(Records for the task begins)

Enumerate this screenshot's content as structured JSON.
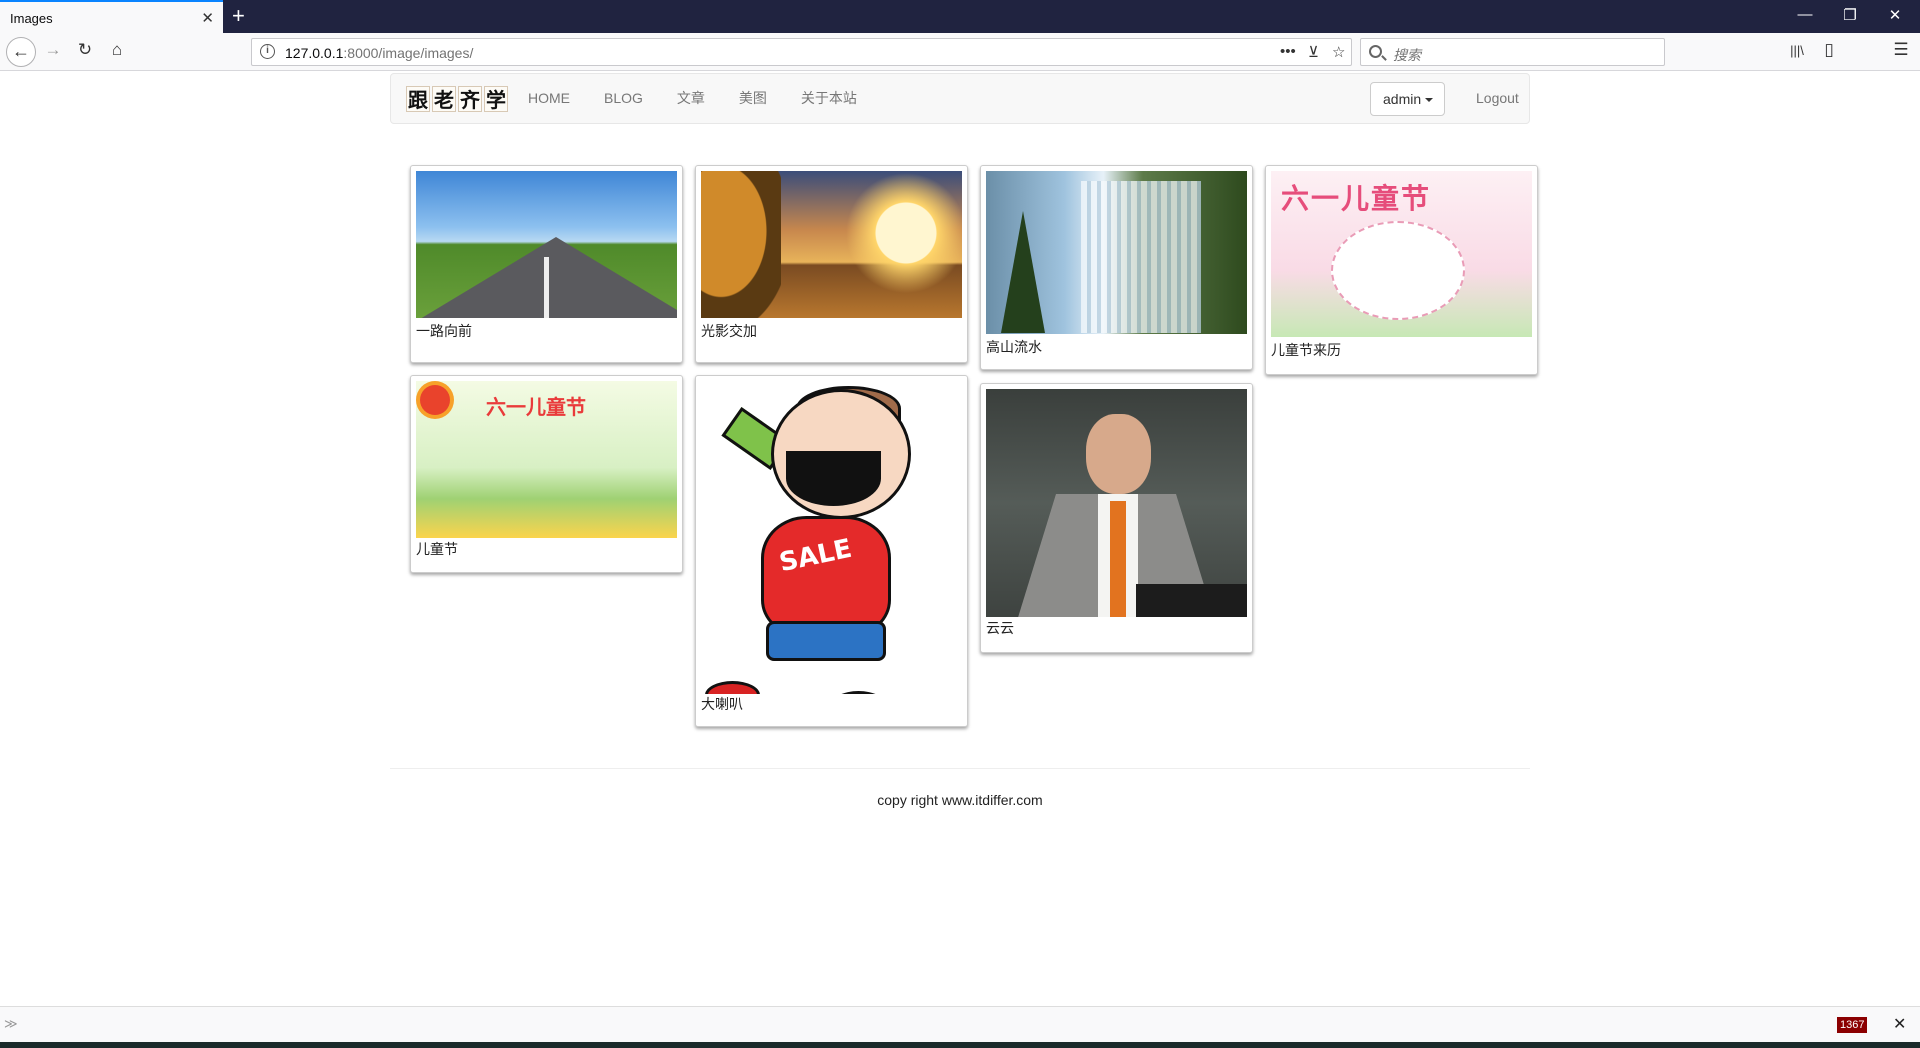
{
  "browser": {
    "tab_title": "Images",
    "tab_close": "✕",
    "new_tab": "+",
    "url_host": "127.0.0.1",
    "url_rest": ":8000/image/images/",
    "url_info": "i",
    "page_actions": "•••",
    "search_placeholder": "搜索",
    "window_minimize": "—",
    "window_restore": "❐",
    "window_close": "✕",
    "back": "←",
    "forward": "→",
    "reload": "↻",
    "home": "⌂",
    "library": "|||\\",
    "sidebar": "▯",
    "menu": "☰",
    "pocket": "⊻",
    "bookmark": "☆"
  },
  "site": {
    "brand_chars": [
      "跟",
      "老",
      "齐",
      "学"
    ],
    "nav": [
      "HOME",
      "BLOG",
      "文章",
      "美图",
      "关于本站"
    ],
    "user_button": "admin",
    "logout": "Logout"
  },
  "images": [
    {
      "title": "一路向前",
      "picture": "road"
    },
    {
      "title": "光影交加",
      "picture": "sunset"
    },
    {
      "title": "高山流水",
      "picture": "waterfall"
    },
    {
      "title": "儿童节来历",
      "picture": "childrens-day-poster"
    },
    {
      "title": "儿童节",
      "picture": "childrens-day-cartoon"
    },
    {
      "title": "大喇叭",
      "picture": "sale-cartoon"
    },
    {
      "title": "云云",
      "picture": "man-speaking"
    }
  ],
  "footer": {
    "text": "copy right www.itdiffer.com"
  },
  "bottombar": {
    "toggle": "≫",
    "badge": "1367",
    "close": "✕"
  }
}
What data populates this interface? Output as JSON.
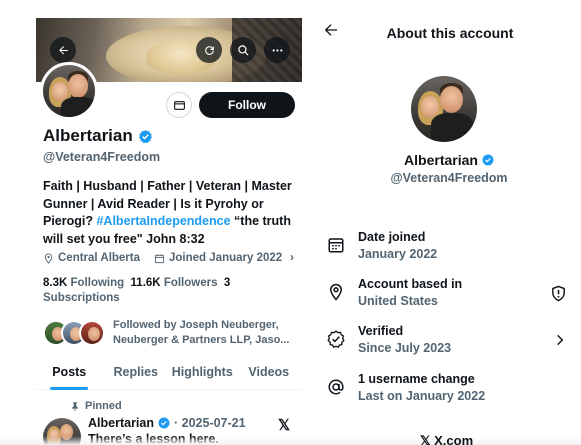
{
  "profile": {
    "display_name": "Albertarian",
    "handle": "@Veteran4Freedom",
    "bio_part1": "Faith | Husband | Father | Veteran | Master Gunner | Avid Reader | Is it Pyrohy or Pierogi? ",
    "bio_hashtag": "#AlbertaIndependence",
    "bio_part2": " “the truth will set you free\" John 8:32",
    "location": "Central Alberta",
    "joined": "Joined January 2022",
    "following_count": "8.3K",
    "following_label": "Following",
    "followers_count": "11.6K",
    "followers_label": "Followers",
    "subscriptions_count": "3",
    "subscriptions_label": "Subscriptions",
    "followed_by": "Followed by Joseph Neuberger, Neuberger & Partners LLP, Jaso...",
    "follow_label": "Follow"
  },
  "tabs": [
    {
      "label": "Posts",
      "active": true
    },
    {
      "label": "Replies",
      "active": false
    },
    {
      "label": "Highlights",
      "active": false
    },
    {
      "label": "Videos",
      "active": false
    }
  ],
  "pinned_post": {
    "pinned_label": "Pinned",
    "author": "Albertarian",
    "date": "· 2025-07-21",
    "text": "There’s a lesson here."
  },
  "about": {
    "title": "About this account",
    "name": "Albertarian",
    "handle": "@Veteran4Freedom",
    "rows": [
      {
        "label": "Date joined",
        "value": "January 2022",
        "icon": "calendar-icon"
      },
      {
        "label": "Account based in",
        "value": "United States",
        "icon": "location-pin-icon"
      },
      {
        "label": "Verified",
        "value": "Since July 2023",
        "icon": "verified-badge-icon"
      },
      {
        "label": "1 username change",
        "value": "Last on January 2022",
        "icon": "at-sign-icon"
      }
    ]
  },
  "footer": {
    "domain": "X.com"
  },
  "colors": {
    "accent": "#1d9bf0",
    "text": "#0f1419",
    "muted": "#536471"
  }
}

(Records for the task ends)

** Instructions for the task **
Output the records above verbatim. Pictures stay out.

** Output **
Enumerate this screenshot's content as structured JSON.
{
  "browser": {
    "tab_title": "Images",
    "tab_close": "✕",
    "new_tab": "+",
    "url_host": "127.0.0.1",
    "url_rest": ":8000/image/images/",
    "url_info": "i",
    "page_actions": "•••",
    "search_placeholder": "搜索",
    "window_minimize": "—",
    "window_restore": "❐",
    "window_close": "✕",
    "back": "←",
    "forward": "→",
    "reload": "↻",
    "home": "⌂",
    "library": "|||\\",
    "sidebar": "▯",
    "menu": "☰",
    "pocket": "⊻",
    "bookmark": "☆"
  },
  "site": {
    "brand_chars": [
      "跟",
      "老",
      "齐",
      "学"
    ],
    "nav": [
      "HOME",
      "BLOG",
      "文章",
      "美图",
      "关于本站"
    ],
    "user_button": "admin",
    "logout": "Logout"
  },
  "images": [
    {
      "title": "一路向前",
      "picture": "road"
    },
    {
      "title": "光影交加",
      "picture": "sunset"
    },
    {
      "title": "高山流水",
      "picture": "waterfall"
    },
    {
      "title": "儿童节来历",
      "picture": "childrens-day-poster"
    },
    {
      "title": "儿童节",
      "picture": "childrens-day-cartoon"
    },
    {
      "title": "大喇叭",
      "picture": "sale-cartoon"
    },
    {
      "title": "云云",
      "picture": "man-speaking"
    }
  ],
  "footer": {
    "text": "copy right www.itdiffer.com"
  },
  "bottombar": {
    "toggle": "≫",
    "badge": "1367",
    "close": "✕"
  }
}
What data populates this interface? Output as JSON.
{
  "profile": {
    "display_name": "Albertarian",
    "handle": "@Veteran4Freedom",
    "bio_part1": "Faith | Husband | Father | Veteran | Master Gunner | Avid Reader | Is it Pyrohy or Pierogi? ",
    "bio_hashtag": "#AlbertaIndependence",
    "bio_part2": " “the truth will set you free\" John 8:32",
    "location": "Central Alberta",
    "joined": "Joined January 2022",
    "following_count": "8.3K",
    "following_label": "Following",
    "followers_count": "11.6K",
    "followers_label": "Followers",
    "subscriptions_count": "3",
    "subscriptions_label": "Subscriptions",
    "followed_by": "Followed by Joseph Neuberger, Neuberger & Partners LLP, Jaso...",
    "follow_label": "Follow"
  },
  "tabs": [
    {
      "label": "Posts",
      "active": true
    },
    {
      "label": "Replies",
      "active": false
    },
    {
      "label": "Highlights",
      "active": false
    },
    {
      "label": "Videos",
      "active": false
    }
  ],
  "pinned_post": {
    "pinned_label": "Pinned",
    "author": "Albertarian",
    "date": "· 2025-07-21",
    "text": "There’s a lesson here."
  },
  "about": {
    "title": "About this account",
    "name": "Albertarian",
    "handle": "@Veteran4Freedom",
    "rows": [
      {
        "label": "Date joined",
        "value": "January 2022",
        "icon": "calendar-icon"
      },
      {
        "label": "Account based in",
        "value": "United States",
        "icon": "location-pin-icon"
      },
      {
        "label": "Verified",
        "value": "Since July 2023",
        "icon": "verified-badge-icon"
      },
      {
        "label": "1 username change",
        "value": "Last on January 2022",
        "icon": "at-sign-icon"
      }
    ]
  },
  "footer": {
    "domain": "X.com"
  },
  "colors": {
    "accent": "#1d9bf0",
    "text": "#0f1419",
    "muted": "#536471"
  }
}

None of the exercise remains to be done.